Greater Manchester Police has recently announced that its officers are to be given increased stop and search power in order to reduce youth violence in the Greater Manchester region. Indeed, following a series of fatal stabbings, over the past three weekends, including one in Tameside on the evening of February 4, the Police Assistant Chief Constable Mr Chaudhry has decided to identify a few “hotspots” in which security controls should be reinforced.
These regular stop and search checks will take place in a few specific areas of Greater Manchester, including Manchester city centre, central Stockport, Stretford and Old Trafford. Assistant Chief Constable Wasim Chaudhry said that the aim of the measures was to prevent violence and keep people safe. However, reinforcing police’s authority had raised questions from students at the University of Manchester about the role of the police as a protective institution, and its legitimacy to use power and violence.
Some students seem to agree and think that it would be efficient and useful. Emily, a second-year nursing student explains that her position as a woman often stops her from feeling safe around Manchester, especially at night. She explains that increased powers for officers would help her to feel protected. “It’s good to know that they are doing their job by making sure that all these areas stay safe”. She also explained that “as a woman I can’t afford not being safe in my own city”.
Yet, other students, especially when they consider themselves being part of a minority, do not agree with a more powerful and controlling police. Indeed, Jamal, a second-year engineering student argues that “it’s just going to increase facial discrimination and racism. We’re going to be stopped all the time just because we’re Black”.

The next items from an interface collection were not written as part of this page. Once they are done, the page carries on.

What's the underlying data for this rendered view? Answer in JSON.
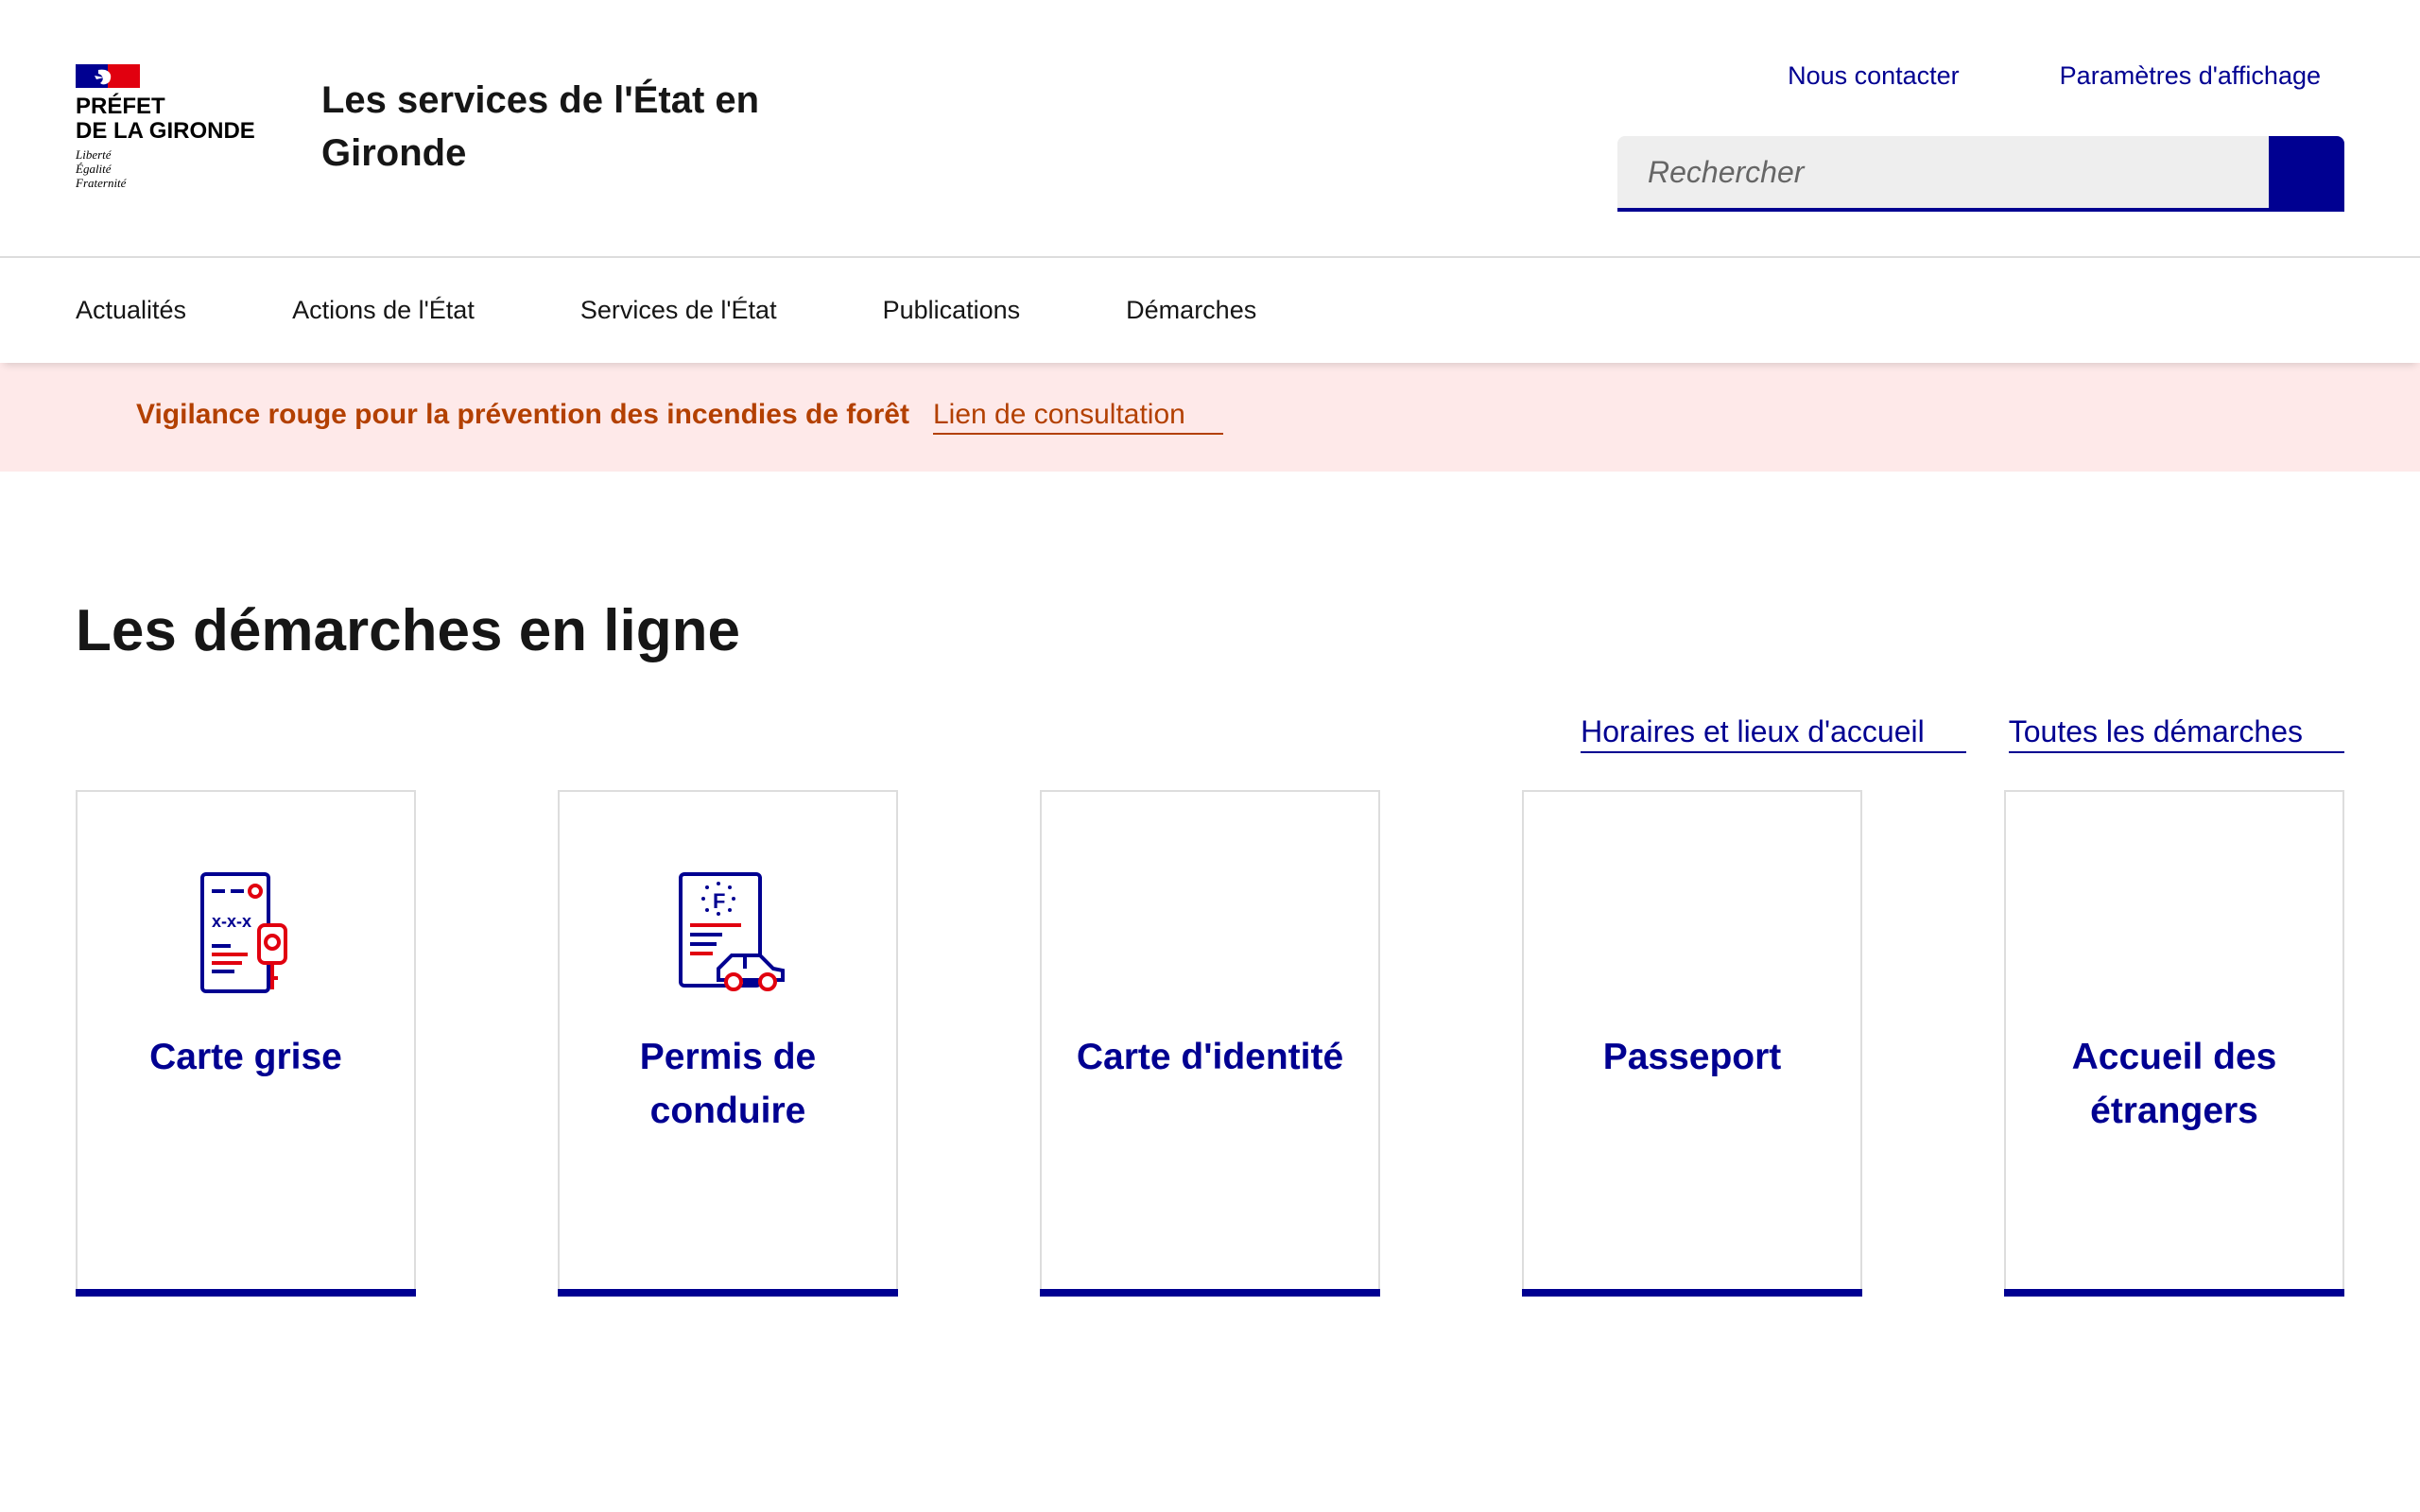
{
  "header": {
    "prefet_name": "PRÉFET\nDE LA GIRONDE",
    "devise": "Liberté\nÉgalité\nFraternité",
    "service_title": "Les services de l'État en Gironde",
    "links": [
      "Nous contacter",
      "Paramètres d'affichage"
    ],
    "search": {
      "placeholder": "Rechercher"
    }
  },
  "nav": {
    "items": [
      "Actualités",
      "Actions de l'État",
      "Services de l'État",
      "Publications",
      "Démarches"
    ]
  },
  "alert": {
    "title": "Vigilance rouge pour la prévention des incendies de forêt",
    "link": "Lien de consultation"
  },
  "main": {
    "title": "Les démarches en ligne",
    "links": [
      "Horaires et lieux d'accueil",
      "Toutes les démarches"
    ],
    "tiles": [
      {
        "title": "Carte grise",
        "icon": "vehicle-registration-icon"
      },
      {
        "title": "Permis de conduire",
        "icon": "driving-licence-icon"
      },
      {
        "title": "Carte d'identité",
        "icon": ""
      },
      {
        "title": "Passeport",
        "icon": ""
      },
      {
        "title": "Accueil des étrangers",
        "icon": ""
      }
    ]
  },
  "colors": {
    "blue_france": "#000091",
    "red_marianne": "#e1000f",
    "alert_bg": "#fee9e9",
    "alert_text": "#b34000"
  }
}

Certainly, black people are over 9.5 times more likely to be stopped and searched than white people.
Andy Burnham, Greater Manchester’s mayor spoke out on the issue and expressed his concern for inhabitants’ safety in the area. He encourages everyone to “speak out” and let the police know if they witness anything suspicious. Burnham commented to the BBC that “If you see anything that doesn’t feel right with a youth person (…) please speak out”.